It is these prevailing conceptions, devoid of the reality of life in the region, that arguably first caught Cat and Hannah's attention.
Yet, over the course of their journey, what you see is the dismantling of these fantasised notions, replaced with an understanding of the universalities of female experiences as well as the specific challenges faced by women in the region.
"We definitely set out with an idea that we were going to go out and talk to the coolest women we could find, who were the most strikingly defying stereotypes," says Hannah.
"But I think the story it evolved into was that it is just as powerful talking to women who are working in communities that are a bit more conservative and what they are doing might seem more incremental, but collectively what they are achieving alongside other women is quite extraordinary."
"Over the course of their journey, what you see is the dismantling of these fantasised notions, replaced with an understanding of the universalities of female experiences as well as the specific challenges faced by women in the region"
In the opening parts of the film, for instance, Cat and Hannah head to Osh, Kyrgyzstan where they visit a conservative Islamic school and a youth-based feminist organisation Novi Ritm.
In one scene, a woman at the school talks about young girls learning “to choose a husband [and] how to treat a husband”. In the next scene, a woman from Novi Ritm discusses the importance of “sex” as a women’s “individual need”.
"The stories we were most affected by and that we think are most affecting in the film aren’t necessarily the kind of stories that shout the loudest," says Hannah.
One story that deeply impacted me, chimed Cat, was that of the bubbly schoolteacher from a remote village.
Sayram, the only English-speaking woman in the village and family breadwinner, was pondering leaving her home because of the lack of infrastructure and economic opportunities.
Central Asia has one of the largest migrant corridors in the world, with an estimated 10 million foreigners heading to Russia for work.
"I don’t know what to do with the future. Maybe go to Russia to work there and earn money," Sayram says while surrounded by her beautiful garden, children and village.
"All the women we spoke to who were really educated and empowered travelled or wanted to travel," says Hannah.
"It was such an overriding theme," adds Cat.
"She’s just doing a lot at such a young age,' says Hannah upon meeting a young woman caring for her younger disabled brother. 'I can’t imagine having that pressure"
Now, some may find this asymmetry in privilege or the lack of agency between one woman and the next an exercise in the obvious… or even the jarring.
What the movie doesn’t do is offer detailed and specific judgements about the region. It doesn't examine this gulf between female experiences; nor does it dig deep into specific issues, such as domestic violence – which comes up through conversation but is not analysed or deconstructed.

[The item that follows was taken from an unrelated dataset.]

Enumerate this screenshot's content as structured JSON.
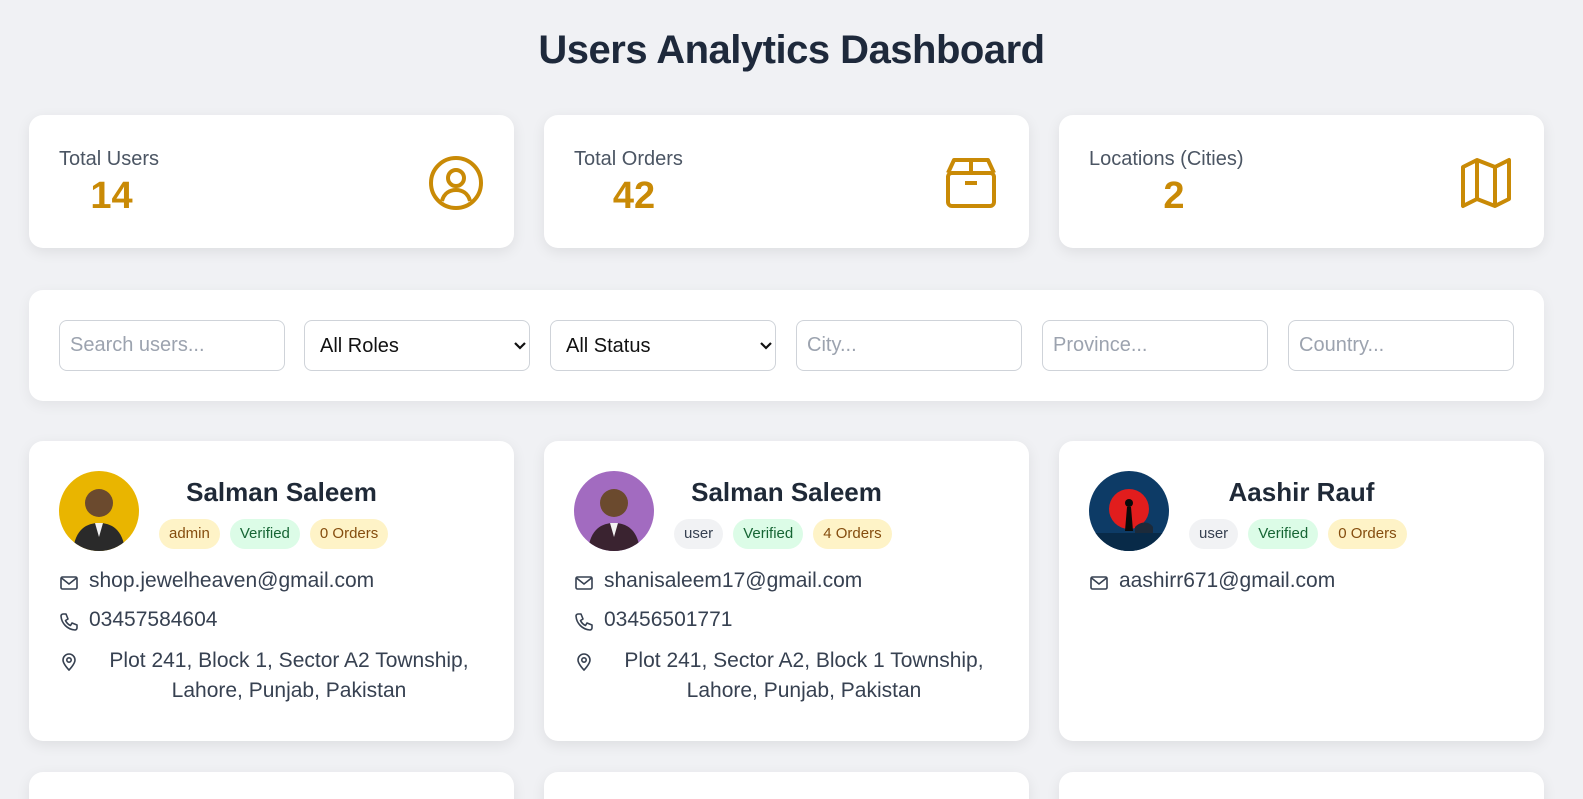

A hotel worker describes the kidnapping of her sister and articulates fears that she will one day meet the same fate. Cat and Hannah stumble across gender-based violence in a public market and rush away deciding not to film the incident.
Women Behind The Wheel paints no grand conclusions about why this happens or what should happen next.
For this, you must go elsewhere – and understandably so, the film is a travelogue made by two young British women.
However, Women Behind The Wheel should not be dismissed at best for its humility and at worst for its positionality.
For the travel-hungry and curious like myself, the movie showcases a growing awareness among young adventurers and makes clear how small confrontations with different people tell a wider story.
Travellers and (some) audience members are exposed to a variety of beliefs and positions within womanhood and take away a new understanding of the world around them.
Maybe, however, maybe you’ve seen it all before, then the film is simply a reminder of our commonality and what it means to be young and curious; to treat people with kindness and treasure the kindness they showed us in return.
Women Behind the Wheel was released on March 3 in cinemas